Valve will stop holding DPC seasons on Dota 2. The organizers of the tournaments reported this on the official website of the game.
The developers decided to abandon the current format due to negative changes. In addition, Valve said that details about the next season will be revealed in 2024.
The only official league tightly controlled the scene throughout the year. Tournament organizers did not prioritize innovation, but devoted all their efforts to strictly enforcing the rules. Their efforts were not focused on attracting the attention of viewers and players, not on holding interesting and creative tournaments, but on meeting Valve’s numerous strict requirements – from the number of participants and broadcast languages to the format of competitions, etc.
Despite all efforts, the situation has not changed. Despite the good intentions and diligence of the organizers, we have been distracted from the main goal of the previous years: not only to show Dota at its best, but also to instill interest in both participants and spectators. Simply put, it’s better when organizers compete for your attention, not ours.

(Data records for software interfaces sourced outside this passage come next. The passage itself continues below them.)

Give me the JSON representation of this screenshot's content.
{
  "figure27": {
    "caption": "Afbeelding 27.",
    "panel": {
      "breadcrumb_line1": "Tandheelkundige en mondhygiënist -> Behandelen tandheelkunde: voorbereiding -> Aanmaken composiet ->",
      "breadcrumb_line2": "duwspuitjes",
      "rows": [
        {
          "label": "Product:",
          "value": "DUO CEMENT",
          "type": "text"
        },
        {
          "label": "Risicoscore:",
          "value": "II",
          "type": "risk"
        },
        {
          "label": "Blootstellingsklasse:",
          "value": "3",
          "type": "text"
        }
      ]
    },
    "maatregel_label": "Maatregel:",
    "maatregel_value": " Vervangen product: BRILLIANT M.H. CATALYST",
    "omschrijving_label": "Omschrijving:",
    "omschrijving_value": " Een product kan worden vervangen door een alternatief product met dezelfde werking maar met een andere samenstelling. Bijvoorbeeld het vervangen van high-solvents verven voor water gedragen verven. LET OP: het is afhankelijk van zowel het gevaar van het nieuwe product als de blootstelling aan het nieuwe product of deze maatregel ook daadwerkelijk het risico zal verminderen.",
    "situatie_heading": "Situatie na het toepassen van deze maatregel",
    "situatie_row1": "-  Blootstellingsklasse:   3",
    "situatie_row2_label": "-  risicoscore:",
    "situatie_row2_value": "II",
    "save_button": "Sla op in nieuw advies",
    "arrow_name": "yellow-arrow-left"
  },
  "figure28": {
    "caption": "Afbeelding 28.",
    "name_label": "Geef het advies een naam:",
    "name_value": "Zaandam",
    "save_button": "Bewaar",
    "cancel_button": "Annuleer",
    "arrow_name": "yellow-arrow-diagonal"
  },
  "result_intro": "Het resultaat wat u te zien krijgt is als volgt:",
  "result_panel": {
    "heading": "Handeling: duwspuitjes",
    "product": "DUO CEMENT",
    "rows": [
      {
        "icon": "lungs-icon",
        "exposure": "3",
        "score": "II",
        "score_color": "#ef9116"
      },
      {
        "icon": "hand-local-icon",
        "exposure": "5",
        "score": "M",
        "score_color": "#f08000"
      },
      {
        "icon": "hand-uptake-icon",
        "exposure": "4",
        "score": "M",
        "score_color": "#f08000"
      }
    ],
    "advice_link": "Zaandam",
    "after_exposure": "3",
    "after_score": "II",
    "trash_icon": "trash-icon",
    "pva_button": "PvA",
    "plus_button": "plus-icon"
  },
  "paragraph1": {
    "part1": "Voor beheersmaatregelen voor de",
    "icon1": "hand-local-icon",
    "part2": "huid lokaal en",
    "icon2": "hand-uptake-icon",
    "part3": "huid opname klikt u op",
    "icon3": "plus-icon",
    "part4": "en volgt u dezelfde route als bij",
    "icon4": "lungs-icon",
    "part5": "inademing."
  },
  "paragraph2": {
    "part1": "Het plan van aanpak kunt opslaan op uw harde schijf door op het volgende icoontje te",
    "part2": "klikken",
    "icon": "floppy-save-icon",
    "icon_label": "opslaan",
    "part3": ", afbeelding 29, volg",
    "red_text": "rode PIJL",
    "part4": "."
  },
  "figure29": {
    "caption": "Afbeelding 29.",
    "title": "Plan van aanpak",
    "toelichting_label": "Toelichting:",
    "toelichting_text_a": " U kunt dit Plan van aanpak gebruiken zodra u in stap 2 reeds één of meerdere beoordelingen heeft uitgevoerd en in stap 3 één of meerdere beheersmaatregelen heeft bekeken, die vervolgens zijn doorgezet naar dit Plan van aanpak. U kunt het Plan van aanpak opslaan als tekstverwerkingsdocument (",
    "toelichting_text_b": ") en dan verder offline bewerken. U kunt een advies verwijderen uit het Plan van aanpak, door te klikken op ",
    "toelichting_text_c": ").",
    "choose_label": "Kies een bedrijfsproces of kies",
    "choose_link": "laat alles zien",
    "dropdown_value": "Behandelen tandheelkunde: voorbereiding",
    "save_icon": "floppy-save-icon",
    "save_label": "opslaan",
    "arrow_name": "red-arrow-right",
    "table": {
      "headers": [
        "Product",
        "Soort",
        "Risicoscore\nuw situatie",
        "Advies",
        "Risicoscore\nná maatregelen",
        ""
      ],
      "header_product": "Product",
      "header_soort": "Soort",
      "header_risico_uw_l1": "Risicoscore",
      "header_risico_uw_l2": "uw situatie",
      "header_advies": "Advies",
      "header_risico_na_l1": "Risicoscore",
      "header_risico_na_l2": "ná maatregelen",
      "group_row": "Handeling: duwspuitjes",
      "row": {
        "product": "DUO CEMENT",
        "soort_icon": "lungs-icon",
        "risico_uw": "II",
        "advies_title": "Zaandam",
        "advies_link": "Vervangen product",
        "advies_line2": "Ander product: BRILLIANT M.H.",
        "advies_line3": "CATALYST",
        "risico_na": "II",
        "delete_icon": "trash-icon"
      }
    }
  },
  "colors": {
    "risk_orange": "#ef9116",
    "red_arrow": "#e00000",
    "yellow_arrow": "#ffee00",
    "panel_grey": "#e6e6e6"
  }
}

Before the restrictions, the professional Dota scene was healthier, more robust, and more diverse. Tournaments were less monotonous, their formats more original, and schedules more flexible. Organizers experimented with the duration of events, the venue, the number of teams, and even the very concept of competitive tournaments. There was something great about freedom from the monotony of the rules, where private house parties and prize pools coexisted with giants like the Dota Asia Championship and short, exclusive competitions.
The slow but inevitable transition from fun and creativity to sterility and monotony that we see today was not only caused by our demands, but they significantly influenced and pushed the organizers to make similar decisions. The Dota community has been creating innovative and exciting tournaments for decades, and the DPC system has stood in the way of that creativity.
In October 2017, the Dota Pro Circuit system was launched, which included majors and minors. At these tournaments, teams earned ranking points needed to earn invitations to The International global championship.
However, in October 2021, Valve made changes to the DPC rules. Small tournaments were abolished and six regional leagues were introduced instead. These new tournaments became the most important part of the system and became the second most important after the majors.